International Women in Engineering Day

Now in its seventh year, the International Women in Engineering Day is an international awareness campaign that raises the profile of women in engineering.

This year’s theme is #ShapetheWorld. Women (and men) all over the globe are helping to raise the profile of women engineers, with the aim to encourage more people to consider engineering as a profession for all.

In recognition of this international event, we spoke to Superstructures employee Elena Baciu. As the only female structural engineer currently in the company, we talked to her about her experiences getting into the industry.

How did you get into Structural Engineering?

In Romania, higher education is free if your grades are good enough. Most reputable universities have a minimum requirement grade 7 to 8 to benefit from free education so I studied hard to hit these grades.

One subject that helped me with analytical and logical thinking was Maths. During my first year of university, I took geometry and algebra courses. I followed these with a structural analysis courses: material resistance, statics, and numerical methods. These 3 subjects explained the properties of different materials; how to calculate them, how an element behaves, what their strengths and weaknesses are. I really enjoyed these classes.
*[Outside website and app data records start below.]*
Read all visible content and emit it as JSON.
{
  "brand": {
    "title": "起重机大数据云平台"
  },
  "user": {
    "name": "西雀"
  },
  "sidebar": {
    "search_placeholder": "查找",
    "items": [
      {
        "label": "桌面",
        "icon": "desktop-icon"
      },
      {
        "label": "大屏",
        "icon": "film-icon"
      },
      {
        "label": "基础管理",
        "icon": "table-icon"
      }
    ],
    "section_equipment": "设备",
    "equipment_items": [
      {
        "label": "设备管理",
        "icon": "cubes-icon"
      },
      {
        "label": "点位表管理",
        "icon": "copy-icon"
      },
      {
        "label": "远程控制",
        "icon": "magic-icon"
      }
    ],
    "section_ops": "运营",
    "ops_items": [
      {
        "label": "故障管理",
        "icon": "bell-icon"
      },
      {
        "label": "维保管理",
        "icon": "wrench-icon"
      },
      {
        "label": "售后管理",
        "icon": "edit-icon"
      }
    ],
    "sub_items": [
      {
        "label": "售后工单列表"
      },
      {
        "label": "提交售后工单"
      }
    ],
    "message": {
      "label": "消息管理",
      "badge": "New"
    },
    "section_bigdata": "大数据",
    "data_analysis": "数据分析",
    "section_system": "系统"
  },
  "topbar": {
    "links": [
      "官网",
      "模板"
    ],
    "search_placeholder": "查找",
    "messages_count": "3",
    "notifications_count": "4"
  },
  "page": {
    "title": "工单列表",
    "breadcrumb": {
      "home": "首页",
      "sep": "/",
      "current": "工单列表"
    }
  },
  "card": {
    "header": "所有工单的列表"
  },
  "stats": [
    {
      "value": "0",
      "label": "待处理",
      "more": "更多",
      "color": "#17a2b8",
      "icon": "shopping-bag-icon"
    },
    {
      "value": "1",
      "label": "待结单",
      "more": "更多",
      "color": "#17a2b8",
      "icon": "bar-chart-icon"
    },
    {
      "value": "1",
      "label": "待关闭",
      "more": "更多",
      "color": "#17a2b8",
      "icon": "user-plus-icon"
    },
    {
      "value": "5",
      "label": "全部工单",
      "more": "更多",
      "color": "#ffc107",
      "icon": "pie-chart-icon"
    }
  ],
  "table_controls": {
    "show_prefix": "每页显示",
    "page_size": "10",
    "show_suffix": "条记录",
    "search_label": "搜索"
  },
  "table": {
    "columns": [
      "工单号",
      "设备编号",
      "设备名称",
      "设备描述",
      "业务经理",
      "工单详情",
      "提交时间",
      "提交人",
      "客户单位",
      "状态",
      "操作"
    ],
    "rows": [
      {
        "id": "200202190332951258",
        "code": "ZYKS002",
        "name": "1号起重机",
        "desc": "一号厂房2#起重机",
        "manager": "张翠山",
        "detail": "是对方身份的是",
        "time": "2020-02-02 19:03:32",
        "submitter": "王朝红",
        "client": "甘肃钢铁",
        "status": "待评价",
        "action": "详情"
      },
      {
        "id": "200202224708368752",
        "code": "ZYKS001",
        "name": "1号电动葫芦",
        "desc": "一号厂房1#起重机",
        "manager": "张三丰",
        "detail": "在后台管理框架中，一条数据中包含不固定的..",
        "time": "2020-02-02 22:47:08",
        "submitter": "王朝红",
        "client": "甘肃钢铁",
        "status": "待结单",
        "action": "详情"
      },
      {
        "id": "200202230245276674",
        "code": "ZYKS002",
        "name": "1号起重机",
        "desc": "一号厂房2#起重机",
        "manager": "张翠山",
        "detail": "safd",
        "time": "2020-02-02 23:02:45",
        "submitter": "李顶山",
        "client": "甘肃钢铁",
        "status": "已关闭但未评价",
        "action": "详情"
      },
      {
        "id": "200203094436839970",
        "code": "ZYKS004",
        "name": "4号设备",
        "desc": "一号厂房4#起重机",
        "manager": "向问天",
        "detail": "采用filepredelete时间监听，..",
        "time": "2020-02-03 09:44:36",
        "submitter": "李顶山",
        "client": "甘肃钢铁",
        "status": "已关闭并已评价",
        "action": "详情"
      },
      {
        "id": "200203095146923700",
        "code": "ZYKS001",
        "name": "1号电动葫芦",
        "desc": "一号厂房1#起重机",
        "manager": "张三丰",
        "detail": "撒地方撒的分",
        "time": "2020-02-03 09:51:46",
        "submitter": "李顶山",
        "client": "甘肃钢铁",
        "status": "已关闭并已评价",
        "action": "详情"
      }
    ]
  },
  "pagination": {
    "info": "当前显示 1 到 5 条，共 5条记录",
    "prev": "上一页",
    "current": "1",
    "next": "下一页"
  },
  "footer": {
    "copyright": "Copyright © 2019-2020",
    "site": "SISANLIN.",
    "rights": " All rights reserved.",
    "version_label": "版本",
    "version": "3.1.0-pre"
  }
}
When did you decide you wanted to be a Structural Engineer?

As a kindergarten child, I used to love playing with wood or plastic blocks and building different structures. I also loved solving puzzles (and still do!).

Even at a young age, I have always enjoyed understanding how things are built. This curiosity and thirst to understand led me to structural engineering.

What were other people’s reactions at your career choice?

Some people were a little surprised when I first started studying to become a Structural Engineer. I think that is because it is still a profession that isn’t really associated with females. However institutions like the IStructE or companies like Superstructures help individuals, regardless of gender, with potential to become great structural engineers.

Do you come across many other females in the industry?

During conferences and courses, I see other females but in comparison with the male participants, we are outnumbered. But as I look back at my university now, I see more and more females enrolling and studying to become structural engineers which is great! I am confident that it will not be much longer until the ratio will be 50/50.

What advice would you give anyone thinking of a career as a structural engineer?

I guess the simplest advice will be YOU CAN DO THIS. It might sound corny, but it is the truth. If you like Maths, solving problems, finding solutions, it is a great career choice.

Get in contact with people in the industry, either local companies, institutions or universities. There are people and companies out there like Superstructures that take the time to talk to college students, with some offering work experience that will help you to get the feel of the industry and the professional requirements. Some organisations even offer paid internships or apprenticeships.

My overall advice is quite simple; “If I can do this, and come this far, so can you”.

Celebrating International Women in Engineering Day
Elena Baciu, Structural Engineer at Superstructures